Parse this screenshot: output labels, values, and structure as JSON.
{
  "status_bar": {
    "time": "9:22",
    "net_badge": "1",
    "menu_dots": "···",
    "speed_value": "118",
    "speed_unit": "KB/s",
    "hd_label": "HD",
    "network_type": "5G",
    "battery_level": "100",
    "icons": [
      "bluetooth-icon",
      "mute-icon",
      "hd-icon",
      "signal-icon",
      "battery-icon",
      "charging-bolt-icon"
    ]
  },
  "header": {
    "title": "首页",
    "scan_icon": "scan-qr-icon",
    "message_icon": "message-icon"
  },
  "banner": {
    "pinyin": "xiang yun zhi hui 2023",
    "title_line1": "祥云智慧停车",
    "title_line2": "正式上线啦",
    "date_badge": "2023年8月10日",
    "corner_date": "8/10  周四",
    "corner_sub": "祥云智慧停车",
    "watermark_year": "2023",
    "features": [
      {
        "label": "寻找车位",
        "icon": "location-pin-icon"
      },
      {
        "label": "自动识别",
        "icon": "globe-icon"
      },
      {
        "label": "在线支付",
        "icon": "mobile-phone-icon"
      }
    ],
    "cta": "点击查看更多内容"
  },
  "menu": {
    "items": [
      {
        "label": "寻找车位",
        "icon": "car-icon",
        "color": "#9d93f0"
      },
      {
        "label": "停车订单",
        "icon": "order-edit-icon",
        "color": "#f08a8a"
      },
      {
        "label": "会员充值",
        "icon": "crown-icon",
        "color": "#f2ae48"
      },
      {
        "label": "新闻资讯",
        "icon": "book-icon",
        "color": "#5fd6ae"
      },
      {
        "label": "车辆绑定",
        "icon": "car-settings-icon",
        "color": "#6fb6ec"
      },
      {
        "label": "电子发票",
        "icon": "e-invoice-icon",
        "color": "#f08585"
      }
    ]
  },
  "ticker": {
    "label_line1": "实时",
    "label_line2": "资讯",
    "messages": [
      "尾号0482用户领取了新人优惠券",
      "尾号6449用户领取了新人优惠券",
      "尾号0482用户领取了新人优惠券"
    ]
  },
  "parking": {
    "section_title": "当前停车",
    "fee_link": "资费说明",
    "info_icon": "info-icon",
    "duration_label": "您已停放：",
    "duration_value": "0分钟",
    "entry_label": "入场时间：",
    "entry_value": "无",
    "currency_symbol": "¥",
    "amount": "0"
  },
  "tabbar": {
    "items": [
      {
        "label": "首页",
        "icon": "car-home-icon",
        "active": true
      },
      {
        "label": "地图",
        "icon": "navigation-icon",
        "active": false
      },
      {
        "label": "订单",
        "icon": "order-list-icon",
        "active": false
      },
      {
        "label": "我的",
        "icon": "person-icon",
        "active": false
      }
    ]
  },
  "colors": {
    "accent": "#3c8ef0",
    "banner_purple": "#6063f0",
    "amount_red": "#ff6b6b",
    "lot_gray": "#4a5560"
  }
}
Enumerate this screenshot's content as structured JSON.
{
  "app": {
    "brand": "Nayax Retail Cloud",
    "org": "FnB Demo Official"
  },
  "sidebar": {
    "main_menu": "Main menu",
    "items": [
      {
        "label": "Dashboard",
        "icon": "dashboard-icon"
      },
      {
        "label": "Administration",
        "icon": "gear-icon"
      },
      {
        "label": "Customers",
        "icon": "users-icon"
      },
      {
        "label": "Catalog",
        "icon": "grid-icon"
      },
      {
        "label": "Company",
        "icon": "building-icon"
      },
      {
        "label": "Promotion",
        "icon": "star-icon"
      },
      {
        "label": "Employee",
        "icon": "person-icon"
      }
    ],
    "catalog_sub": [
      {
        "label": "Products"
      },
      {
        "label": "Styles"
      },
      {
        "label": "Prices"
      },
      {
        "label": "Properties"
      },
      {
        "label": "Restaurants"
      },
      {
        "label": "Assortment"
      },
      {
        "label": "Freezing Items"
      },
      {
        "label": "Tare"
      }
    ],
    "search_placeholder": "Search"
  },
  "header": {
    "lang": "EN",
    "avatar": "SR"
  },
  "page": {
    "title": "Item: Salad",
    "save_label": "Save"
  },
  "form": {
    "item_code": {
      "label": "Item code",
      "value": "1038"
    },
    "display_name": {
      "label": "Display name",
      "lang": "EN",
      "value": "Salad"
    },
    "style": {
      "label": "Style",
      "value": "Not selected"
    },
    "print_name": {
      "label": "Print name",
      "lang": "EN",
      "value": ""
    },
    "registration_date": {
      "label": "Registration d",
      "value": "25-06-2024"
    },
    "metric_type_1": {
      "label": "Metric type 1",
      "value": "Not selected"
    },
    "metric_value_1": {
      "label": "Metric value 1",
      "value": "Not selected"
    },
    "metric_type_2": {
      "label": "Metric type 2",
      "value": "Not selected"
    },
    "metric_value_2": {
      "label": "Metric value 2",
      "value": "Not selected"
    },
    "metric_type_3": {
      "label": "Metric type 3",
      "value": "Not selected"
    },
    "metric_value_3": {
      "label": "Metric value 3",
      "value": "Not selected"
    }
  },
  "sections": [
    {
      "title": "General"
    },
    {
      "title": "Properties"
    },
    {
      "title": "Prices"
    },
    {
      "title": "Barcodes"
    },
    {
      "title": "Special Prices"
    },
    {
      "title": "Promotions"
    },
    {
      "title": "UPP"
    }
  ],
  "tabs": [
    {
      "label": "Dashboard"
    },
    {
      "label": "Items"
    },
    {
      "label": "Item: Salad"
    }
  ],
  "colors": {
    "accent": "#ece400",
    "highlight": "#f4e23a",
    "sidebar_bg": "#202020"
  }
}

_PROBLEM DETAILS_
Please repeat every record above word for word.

_EXERCISE RESPONSE_
Parse this screenshot: output labels, values, and structure as JSON.
{
  "status_bar": {
    "time": "9:22",
    "net_badge": "1",
    "menu_dots": "···",
    "speed_value": "118",
    "speed_unit": "KB/s",
    "hd_label": "HD",
    "network_type": "5G",
    "battery_level": "100",
    "icons": [
      "bluetooth-icon",
      "mute-icon",
      "hd-icon",
      "signal-icon",
      "battery-icon",
      "charging-bolt-icon"
    ]
  },
  "header": {
    "title": "首页",
    "scan_icon": "scan-qr-icon",
    "message_icon": "message-icon"
  },
  "banner": {
    "pinyin": "xiang yun zhi hui 2023",
    "title_line1": "祥云智慧停车",
    "title_line2": "正式上线啦",
    "date_badge": "2023年8月10日",
    "corner_date": "8/10  周四",
    "corner_sub": "祥云智慧停车",
    "watermark_year": "2023",
    "features": [
      {
        "label": "寻找车位",
        "icon": "location-pin-icon"
      },
      {
        "label": "自动识别",
        "icon": "globe-icon"
      },
      {
        "label": "在线支付",
        "icon": "mobile-phone-icon"
      }
    ],
    "cta": "点击查看更多内容"
  },
  "menu": {
    "items": [
      {
        "label": "寻找车位",
        "icon": "car-icon",
        "color": "#9d93f0"
      },
      {
        "label": "停车订单",
        "icon": "order-edit-icon",
        "color": "#f08a8a"
      },
      {
        "label": "会员充值",
        "icon": "crown-icon",
        "color": "#f2ae48"
      },
      {
        "label": "新闻资讯",
        "icon": "book-icon",
        "color": "#5fd6ae"
      },
      {
        "label": "车辆绑定",
        "icon": "car-settings-icon",
        "color": "#6fb6ec"
      },
      {
        "label": "电子发票",
        "icon": "e-invoice-icon",
        "color": "#f08585"
      }
    ]
  },
  "ticker": {
    "label_line1": "实时",
    "label_line2": "资讯",
    "messages": [
      "尾号0482用户领取了新人优惠券",
      "尾号6449用户领取了新人优惠券",
      "尾号0482用户领取了新人优惠券"
    ]
  },
  "parking": {
    "section_title": "当前停车",
    "fee_link": "资费说明",
    "info_icon": "info-icon",
    "duration_label": "您已停放：",
    "duration_value": "0分钟",
    "entry_label": "入场时间：",
    "entry_value": "无",
    "currency_symbol": "¥",
    "amount": "0"
  },
  "tabbar": {
    "items": [
      {
        "label": "首页",
        "icon": "car-home-icon",
        "active": true
      },
      {
        "label": "地图",
        "icon": "navigation-icon",
        "active": false
      },
      {
        "label": "订单",
        "icon": "order-list-icon",
        "active": false
      },
      {
        "label": "我的",
        "icon": "person-icon",
        "active": false
      }
    ]
  },
  "colors": {
    "accent": "#3c8ef0",
    "banner_purple": "#6063f0",
    "amount_red": "#ff6b6b",
    "lot_gray": "#4a5560"
  }
}
Enumerate this screenshot's content as structured JSON.
{
  "app": {
    "brand": "Nayax Retail Cloud",
    "org": "FnB Demo Official"
  },
  "sidebar": {
    "main_menu": "Main menu",
    "items": [
      {
        "label": "Dashboard",
        "icon": "dashboard-icon"
      },
      {
        "label": "Administration",
        "icon": "gear-icon"
      },
      {
        "label": "Customers",
        "icon": "users-icon"
      },
      {
        "label": "Catalog",
        "icon": "grid-icon"
      },
      {
        "label": "Company",
        "icon": "building-icon"
      },
      {
        "label": "Promotion",
        "icon": "star-icon"
      },
      {
        "label": "Employee",
        "icon": "person-icon"
      }
    ],
    "catalog_sub": [
      {
        "label": "Products"
      },
      {
        "label": "Styles"
      },
      {
        "label": "Prices"
      },
      {
        "label": "Properties"
      },
      {
        "label": "Restaurants"
      },
      {
        "label": "Assortment"
      },
      {
        "label": "Freezing Items"
      },
      {
        "label": "Tare"
      }
    ],
    "search_placeholder": "Search"
  },
  "header": {
    "lang": "EN",
    "avatar": "SR"
  },
  "page": {
    "title": "Item: Salad",
    "save_label": "Save"
  },
  "form": {
    "item_code": {
      "label": "Item code",
      "value": "1038"
    },
    "display_name": {
      "label": "Display name",
      "lang": "EN",
      "value": "Salad"
    },
    "style": {
      "label": "Style",
      "value": "Not selected"
    },
    "print_name": {
      "label": "Print name",
      "lang": "EN",
      "value": ""
    },
    "registration_date": {
      "label": "Registration d",
      "value": "25-06-2024"
    },
    "metric_type_1": {
      "label": "Metric type 1",
      "value": "Not selected"
    },
    "metric_value_1": {
      "label": "Metric value 1",
      "value": "Not selected"
    },
    "metric_type_2": {
      "label": "Metric type 2",
      "value": "Not selected"
    },
    "metric_value_2": {
      "label": "Metric value 2",
      "value": "Not selected"
    },
    "metric_type_3": {
      "label": "Metric type 3",
      "value": "Not selected"
    },
    "metric_value_3": {
      "label": "Metric value 3",
      "value": "Not selected"
    }
  },
  "sections": [
    {
      "title": "General"
    },
    {
      "title": "Properties"
    },
    {
      "title": "Prices"
    },
    {
      "title": "Barcodes"
    },
    {
      "title": "Special Prices"
    },
    {
      "title": "Promotions"
    },
    {
      "title": "UPP"
    }
  ],
  "tabs": [
    {
      "label": "Dashboard"
    },
    {
      "label": "Items"
    },
    {
      "label": "Item: Salad"
    }
  ],
  "colors": {
    "accent": "#ece400",
    "highlight": "#f4e23a",
    "sidebar_bg": "#202020"
  }
}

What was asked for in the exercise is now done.